(Items from a dataset)
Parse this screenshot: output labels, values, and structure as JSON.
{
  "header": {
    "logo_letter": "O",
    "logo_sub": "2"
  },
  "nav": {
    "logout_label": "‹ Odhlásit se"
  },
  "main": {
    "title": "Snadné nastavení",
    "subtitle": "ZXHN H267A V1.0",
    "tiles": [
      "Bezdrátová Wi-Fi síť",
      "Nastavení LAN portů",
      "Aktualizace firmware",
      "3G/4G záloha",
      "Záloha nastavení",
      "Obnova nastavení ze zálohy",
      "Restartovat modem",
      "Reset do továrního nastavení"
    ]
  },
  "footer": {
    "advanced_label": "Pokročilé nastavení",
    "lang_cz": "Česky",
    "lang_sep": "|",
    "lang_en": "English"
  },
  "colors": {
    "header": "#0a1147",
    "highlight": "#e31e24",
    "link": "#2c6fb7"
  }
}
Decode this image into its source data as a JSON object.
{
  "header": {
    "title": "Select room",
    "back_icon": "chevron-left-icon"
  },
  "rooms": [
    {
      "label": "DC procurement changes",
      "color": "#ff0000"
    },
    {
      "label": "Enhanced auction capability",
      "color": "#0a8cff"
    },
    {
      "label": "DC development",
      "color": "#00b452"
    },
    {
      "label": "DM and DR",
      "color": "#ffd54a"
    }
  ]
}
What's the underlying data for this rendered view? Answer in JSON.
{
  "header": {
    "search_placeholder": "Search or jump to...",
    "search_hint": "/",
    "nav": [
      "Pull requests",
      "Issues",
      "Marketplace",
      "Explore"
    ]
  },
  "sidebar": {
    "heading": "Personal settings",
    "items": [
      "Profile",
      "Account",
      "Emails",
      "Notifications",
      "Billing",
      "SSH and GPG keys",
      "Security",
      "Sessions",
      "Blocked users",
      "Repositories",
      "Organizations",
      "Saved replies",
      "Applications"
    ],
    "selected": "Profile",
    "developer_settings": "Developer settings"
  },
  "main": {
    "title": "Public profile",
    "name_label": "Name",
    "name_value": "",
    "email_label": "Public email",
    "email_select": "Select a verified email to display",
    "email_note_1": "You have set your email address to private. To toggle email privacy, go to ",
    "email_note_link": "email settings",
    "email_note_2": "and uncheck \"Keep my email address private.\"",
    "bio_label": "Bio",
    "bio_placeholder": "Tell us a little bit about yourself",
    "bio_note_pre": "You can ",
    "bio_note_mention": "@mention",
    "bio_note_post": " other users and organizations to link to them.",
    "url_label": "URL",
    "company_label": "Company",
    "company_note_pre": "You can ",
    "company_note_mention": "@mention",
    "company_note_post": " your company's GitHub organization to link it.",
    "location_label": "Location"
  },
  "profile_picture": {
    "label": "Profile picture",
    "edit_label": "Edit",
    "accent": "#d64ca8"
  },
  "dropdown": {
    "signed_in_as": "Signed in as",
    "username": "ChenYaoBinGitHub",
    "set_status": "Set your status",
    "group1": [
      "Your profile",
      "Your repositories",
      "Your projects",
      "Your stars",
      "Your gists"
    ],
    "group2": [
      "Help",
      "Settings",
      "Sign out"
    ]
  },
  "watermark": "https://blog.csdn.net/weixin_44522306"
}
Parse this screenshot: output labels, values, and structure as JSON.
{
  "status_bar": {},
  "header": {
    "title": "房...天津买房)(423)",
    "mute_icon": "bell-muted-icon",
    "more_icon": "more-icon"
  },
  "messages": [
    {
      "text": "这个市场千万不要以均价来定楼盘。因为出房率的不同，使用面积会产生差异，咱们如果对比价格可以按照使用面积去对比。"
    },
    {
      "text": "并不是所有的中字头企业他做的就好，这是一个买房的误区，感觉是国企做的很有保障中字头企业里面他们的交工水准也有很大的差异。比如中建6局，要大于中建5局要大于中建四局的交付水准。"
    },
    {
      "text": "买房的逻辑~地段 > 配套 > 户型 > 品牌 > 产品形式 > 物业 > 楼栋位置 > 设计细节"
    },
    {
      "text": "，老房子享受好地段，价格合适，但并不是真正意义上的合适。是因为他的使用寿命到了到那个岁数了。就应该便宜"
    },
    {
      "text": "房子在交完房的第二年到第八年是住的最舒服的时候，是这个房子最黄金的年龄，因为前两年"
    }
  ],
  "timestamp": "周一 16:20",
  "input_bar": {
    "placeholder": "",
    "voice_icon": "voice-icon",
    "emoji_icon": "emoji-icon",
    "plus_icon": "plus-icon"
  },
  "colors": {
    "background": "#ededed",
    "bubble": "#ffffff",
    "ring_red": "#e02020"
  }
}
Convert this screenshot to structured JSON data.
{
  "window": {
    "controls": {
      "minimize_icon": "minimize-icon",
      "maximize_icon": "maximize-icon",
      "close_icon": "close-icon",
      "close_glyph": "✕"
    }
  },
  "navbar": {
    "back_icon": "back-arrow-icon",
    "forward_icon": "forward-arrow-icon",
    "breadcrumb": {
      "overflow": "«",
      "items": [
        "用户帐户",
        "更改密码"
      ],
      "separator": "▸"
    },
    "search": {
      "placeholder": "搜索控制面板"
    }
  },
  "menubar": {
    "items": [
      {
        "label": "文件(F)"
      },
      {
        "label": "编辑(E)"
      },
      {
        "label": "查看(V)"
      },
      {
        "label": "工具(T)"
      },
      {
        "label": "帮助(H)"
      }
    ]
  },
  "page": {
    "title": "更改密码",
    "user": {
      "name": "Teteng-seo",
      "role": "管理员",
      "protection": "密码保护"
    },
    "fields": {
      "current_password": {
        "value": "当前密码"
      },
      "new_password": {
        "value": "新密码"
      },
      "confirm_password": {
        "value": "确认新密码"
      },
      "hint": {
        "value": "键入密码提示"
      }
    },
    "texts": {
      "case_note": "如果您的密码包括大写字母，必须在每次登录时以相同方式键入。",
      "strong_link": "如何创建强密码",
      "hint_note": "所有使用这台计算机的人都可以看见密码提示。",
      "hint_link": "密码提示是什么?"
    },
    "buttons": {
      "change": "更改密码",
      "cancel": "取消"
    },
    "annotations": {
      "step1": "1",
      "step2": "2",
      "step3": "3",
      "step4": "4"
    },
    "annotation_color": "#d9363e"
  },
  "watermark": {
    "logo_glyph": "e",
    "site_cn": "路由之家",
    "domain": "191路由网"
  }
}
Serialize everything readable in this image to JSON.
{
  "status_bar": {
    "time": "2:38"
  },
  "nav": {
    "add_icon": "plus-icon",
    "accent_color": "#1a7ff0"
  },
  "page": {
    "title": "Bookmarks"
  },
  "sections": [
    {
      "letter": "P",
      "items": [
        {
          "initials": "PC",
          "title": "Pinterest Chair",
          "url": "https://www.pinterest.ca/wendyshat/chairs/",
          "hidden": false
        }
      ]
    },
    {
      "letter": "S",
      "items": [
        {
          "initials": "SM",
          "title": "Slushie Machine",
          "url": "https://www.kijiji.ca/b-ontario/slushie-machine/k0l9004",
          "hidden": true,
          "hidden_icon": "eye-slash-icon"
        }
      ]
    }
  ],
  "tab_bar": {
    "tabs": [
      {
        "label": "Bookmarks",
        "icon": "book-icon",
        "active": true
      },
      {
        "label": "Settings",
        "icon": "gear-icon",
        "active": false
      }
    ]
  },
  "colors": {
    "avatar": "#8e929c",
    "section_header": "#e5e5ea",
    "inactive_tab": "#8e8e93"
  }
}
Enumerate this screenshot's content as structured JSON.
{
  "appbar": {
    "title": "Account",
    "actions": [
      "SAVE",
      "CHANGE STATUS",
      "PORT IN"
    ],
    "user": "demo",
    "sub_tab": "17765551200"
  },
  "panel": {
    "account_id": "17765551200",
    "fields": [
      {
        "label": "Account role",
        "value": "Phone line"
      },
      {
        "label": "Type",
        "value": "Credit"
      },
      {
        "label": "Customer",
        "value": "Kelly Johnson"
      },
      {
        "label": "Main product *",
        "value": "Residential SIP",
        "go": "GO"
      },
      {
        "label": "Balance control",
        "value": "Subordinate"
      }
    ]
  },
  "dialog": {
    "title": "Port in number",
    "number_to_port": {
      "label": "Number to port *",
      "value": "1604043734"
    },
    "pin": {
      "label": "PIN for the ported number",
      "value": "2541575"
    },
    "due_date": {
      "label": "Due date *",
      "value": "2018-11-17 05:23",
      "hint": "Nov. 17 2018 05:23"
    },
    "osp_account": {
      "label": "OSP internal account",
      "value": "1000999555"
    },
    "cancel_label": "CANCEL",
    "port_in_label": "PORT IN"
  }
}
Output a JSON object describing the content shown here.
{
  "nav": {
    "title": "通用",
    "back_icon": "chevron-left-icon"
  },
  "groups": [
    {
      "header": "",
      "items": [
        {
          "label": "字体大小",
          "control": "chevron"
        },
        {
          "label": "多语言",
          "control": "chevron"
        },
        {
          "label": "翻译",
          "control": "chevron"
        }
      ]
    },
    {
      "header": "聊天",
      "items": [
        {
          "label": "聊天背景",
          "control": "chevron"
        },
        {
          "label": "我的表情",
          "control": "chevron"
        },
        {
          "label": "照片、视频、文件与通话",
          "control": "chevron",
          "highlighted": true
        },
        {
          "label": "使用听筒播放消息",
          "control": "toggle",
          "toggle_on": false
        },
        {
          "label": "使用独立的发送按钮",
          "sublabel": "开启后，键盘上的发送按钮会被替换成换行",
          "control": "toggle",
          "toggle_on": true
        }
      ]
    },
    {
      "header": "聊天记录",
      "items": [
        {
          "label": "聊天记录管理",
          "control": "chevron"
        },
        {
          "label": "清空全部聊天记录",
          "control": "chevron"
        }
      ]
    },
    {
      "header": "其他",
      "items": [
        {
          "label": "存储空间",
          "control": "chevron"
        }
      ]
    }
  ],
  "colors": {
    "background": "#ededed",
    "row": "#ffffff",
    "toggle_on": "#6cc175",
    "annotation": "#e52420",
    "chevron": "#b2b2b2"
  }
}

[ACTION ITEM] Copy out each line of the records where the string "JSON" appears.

[RESPONSE]
Parse this screenshot: output labels, values, and structure as JSON.
Decode this image into its source data as a JSON object.
What's the underlying data for this rendered view? Answer in JSON.
Parse this screenshot: output labels, values, and structure as JSON.
Convert this screenshot to structured JSON data.
Serialize everything readable in this image to JSON.
Enumerate this screenshot's content as structured JSON.
Output a JSON object describing the content shown here.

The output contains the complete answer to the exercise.